It has typically been accepted that dairy cattle exhibit a diurnal feeding pattern where the majority of feeding activity occurs during the day, particularly around sunrise and sunset. However, this observation is almost exclusively based on the feeding patterns exhibited by grazing cattle. DeVries et al. (2003) demonstrated that the diurnal feeding patterns of free-stall housed dairy cows was mostly influenced by the time of feed delivery, feed push-up and milking. Further, these researchers noted that the most dramatic peaks in feeding activity occur around the time of feed delivery and the return from the milking parlor. In a follow-up experiment, DeVries and von Keyserlingk (2005) separated feed delivery and milking times by 6 h. When animals were fed 6 h post milking, cow shifted their feeding pattern such that the greatest bunk activity was noted after the feed delivery and not after milking. These results indicate that for group-housed, TMR-fed dairy cattle, feed delivery acts as the primary influence on their daily feeding activity patterns; these patterns are not influenced to the same degree by feed push-up, milking activity or, as seen in grazing cattle, the time of day. As result, even though dairy cattle may still spread their meals throughout the day, the largest ones will occur right after the delivery of fresh feed.

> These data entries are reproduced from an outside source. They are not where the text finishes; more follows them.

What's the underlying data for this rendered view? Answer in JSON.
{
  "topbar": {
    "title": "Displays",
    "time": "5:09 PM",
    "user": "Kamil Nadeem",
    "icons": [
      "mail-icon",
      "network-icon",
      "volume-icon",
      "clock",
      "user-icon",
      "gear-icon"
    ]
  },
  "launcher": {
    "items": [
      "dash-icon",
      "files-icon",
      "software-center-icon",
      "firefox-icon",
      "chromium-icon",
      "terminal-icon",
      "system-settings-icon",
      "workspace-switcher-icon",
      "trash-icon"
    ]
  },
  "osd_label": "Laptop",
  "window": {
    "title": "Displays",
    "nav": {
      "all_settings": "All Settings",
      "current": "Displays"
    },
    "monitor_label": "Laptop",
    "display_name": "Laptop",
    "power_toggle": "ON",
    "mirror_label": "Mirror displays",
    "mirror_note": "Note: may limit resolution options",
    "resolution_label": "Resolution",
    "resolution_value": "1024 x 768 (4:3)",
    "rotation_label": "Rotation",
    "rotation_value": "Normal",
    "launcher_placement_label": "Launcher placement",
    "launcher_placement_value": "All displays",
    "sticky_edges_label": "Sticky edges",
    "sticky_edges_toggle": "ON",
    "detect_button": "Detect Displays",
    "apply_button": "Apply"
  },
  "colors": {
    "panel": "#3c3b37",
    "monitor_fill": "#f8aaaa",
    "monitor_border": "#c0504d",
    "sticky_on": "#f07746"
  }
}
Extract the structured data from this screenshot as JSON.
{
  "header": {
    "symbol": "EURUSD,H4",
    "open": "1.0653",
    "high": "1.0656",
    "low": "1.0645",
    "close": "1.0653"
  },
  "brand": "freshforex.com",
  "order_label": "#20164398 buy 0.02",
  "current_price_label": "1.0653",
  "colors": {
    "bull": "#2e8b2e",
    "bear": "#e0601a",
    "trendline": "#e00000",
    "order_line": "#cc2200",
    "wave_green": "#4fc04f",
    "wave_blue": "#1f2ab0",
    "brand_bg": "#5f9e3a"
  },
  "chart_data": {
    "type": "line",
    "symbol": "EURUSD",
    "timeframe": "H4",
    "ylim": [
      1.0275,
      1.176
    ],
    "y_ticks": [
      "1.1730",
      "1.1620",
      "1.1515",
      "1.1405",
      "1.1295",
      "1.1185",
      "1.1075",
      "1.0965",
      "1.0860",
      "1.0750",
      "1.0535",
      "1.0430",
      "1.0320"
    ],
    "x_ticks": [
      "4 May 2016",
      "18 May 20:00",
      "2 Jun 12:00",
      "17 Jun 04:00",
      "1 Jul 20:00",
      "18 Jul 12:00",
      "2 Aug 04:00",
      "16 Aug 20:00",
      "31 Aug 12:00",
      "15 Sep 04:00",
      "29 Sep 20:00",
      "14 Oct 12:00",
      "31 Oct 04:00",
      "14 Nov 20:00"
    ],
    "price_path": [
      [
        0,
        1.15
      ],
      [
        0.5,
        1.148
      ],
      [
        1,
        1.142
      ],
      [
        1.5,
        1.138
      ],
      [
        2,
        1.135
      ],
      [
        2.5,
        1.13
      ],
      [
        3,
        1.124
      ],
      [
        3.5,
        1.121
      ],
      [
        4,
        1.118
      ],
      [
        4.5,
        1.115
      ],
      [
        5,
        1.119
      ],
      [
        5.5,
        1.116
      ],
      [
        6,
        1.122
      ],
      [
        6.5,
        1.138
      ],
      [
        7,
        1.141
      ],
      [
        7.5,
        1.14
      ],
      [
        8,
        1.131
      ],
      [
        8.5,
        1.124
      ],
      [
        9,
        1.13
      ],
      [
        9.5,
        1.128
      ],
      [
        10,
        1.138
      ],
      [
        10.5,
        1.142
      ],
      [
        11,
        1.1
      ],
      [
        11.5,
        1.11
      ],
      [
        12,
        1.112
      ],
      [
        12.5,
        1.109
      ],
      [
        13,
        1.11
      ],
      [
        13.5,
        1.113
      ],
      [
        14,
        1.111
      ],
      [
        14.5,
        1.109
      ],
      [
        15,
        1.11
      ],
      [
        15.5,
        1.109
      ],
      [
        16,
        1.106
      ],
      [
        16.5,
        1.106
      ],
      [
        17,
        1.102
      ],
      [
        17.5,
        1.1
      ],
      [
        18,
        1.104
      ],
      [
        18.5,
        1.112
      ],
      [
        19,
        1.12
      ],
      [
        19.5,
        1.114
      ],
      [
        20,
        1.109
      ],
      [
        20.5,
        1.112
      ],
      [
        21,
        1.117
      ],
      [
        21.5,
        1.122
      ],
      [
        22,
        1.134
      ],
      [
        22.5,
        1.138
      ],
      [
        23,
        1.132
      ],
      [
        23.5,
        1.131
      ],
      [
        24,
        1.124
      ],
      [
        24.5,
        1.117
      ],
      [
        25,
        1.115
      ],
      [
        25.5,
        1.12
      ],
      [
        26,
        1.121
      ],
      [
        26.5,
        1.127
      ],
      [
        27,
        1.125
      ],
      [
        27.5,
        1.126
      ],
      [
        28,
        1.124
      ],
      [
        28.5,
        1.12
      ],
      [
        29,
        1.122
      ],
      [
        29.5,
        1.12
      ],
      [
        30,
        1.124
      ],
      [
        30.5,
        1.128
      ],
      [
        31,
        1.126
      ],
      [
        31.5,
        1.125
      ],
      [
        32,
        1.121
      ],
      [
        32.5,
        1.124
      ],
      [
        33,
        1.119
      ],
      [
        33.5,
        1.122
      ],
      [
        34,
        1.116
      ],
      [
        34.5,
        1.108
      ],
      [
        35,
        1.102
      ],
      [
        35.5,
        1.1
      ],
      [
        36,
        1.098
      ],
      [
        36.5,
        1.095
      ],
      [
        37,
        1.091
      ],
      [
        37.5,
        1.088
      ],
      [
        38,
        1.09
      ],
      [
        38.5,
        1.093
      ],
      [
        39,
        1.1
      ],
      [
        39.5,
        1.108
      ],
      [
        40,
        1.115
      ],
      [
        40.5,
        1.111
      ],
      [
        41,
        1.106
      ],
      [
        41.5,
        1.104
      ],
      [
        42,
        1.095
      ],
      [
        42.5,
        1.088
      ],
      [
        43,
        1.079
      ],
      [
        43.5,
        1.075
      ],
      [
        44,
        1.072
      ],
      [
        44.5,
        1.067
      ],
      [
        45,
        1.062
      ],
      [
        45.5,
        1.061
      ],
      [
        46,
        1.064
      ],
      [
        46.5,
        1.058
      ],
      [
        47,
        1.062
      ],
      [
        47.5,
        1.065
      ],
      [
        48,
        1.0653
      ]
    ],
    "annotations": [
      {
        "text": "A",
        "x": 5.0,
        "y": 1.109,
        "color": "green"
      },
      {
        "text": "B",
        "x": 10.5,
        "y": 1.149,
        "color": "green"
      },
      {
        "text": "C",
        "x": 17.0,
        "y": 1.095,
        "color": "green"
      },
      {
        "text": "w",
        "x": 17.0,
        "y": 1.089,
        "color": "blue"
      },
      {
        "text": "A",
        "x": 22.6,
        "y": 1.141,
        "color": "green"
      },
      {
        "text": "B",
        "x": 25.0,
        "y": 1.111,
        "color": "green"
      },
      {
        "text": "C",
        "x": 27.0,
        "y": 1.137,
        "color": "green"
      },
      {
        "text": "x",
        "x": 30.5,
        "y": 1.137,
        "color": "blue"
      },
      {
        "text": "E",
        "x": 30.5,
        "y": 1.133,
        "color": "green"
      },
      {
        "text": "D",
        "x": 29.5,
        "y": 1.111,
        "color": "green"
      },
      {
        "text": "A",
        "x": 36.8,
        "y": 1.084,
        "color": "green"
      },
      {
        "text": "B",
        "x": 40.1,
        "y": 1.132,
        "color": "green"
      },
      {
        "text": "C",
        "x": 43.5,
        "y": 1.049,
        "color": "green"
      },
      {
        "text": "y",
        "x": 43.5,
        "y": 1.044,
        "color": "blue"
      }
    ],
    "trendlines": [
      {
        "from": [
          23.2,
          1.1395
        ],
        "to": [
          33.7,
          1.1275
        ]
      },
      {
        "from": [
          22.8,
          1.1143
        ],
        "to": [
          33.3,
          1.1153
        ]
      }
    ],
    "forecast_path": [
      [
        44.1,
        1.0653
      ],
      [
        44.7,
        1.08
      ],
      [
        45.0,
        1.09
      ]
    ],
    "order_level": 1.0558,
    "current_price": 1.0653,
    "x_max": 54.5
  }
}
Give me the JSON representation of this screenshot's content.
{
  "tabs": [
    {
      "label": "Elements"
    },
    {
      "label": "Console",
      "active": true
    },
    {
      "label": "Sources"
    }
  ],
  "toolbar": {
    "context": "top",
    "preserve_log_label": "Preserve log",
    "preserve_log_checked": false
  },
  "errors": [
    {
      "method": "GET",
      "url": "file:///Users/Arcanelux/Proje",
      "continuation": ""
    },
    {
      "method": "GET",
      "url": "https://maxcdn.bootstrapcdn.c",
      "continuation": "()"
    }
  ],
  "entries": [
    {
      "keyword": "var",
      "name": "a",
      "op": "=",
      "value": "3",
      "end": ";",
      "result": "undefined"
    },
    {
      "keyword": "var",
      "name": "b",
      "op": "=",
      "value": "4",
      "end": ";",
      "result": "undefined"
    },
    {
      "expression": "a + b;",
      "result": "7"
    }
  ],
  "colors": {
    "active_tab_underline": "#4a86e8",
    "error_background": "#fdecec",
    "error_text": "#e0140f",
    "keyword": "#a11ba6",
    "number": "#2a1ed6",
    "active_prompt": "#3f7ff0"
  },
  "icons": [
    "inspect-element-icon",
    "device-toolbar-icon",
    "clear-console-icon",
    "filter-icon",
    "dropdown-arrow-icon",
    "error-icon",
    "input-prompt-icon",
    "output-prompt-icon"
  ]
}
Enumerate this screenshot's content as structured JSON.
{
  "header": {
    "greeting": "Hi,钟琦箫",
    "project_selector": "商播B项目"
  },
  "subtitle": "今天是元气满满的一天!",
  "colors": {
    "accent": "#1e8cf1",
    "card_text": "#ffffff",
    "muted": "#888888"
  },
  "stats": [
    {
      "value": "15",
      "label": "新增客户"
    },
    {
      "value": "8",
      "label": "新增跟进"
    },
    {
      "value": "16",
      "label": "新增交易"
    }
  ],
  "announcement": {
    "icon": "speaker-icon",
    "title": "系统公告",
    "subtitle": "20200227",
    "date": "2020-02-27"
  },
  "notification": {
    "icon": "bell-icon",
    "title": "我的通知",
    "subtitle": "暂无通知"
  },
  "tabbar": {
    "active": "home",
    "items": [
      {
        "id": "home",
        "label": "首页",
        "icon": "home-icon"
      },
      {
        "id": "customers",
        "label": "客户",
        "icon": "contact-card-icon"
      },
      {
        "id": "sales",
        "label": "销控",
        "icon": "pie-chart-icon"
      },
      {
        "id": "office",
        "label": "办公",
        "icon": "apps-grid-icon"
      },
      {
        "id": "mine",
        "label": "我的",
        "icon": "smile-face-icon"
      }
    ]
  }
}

What does the cow actually consume?
Dairy cattle as commonly fed their feed components in the form of a total mixed ration (TMR). Total mixed rations are designed as a homogenous mixture with the goal to help minimize the selective consumption of individual feed components by dairy cattle, promote a steady-state condition conducive to continuous rumen function and ingesta flow, and ensure adequate intakes of fiber (Coppock et al., 1981). It is not surprising, therefore, that providing feed as a TMR standard on most commercial dairies, particularly for the lactating animals. Unfortunately, even when providing feed as a TMR, dairy cattle have been shown to preferentially select (sort) for the grain component of a TMR and discriminate against the longer forage components (Leonardi and Armentano, 2003; DeVries et al., 2007). The sorting of TMR by dairy cows can result in the ration actually consumed by cows being greater in fermentable carbohydrates than intended and lesser in effective fiber, thereby increasing the risk of depressed rumen pH (DeVries et al., 2008). Likely related to this, in two recent studies it has been observed that such sorting of a TMR is associated with producing milk with lower fat percentage (milk fat decreases by 0.15% for every 10% refusal of long forage particles in the ration; DeVries et al., 2011a; Fish et al., 2012). Imbalanced nutrient intake and altered rumen fermentation, as result of sorting, has the potential to impact the efficiency of digestion and production. In support of this, Sova et al. (2013) recently found that efficiency of milk production decreased by 3% for every 1% of group-level selective over-consumption (sorting) of fine ration particles.
Sorting of a TMR can also reduce the nutritive value of the TMR remaining in the feed bunk, particularly in the later hours past the time of feed delivery (DeVries et al., 2005; Hosseinkhani et al., 2008). For group-fed cattle, this may be detrimental for those animals that do not have access to feed, at the time when it is delivered, for example when there is high competition at the feed bunk. In such cases, these cattle may not be able to maintain adequate nutrient intake to maintain high levels of production and growth (Krause and Oetzel, 2006). Again, there is evidence to suggest that this sorting behaviour may impact production at a herd-level; Sova et al. (2013) showed that every 2 percentage point increase in selective refusal (i.e., sorting against) of long ration particles on a group level was associated with a per cow reduction of 0.9 kg/d of 4% fat-corrected milk. Thus, overall, there is a large body of evidence to suggest that the way cows eat, when they eat, and what they eat, has a significant impact on rumen digestion, health, and efficiency. We can use that knowledge, therefore, to improve our feeding management strategies.
Impact of nutritional management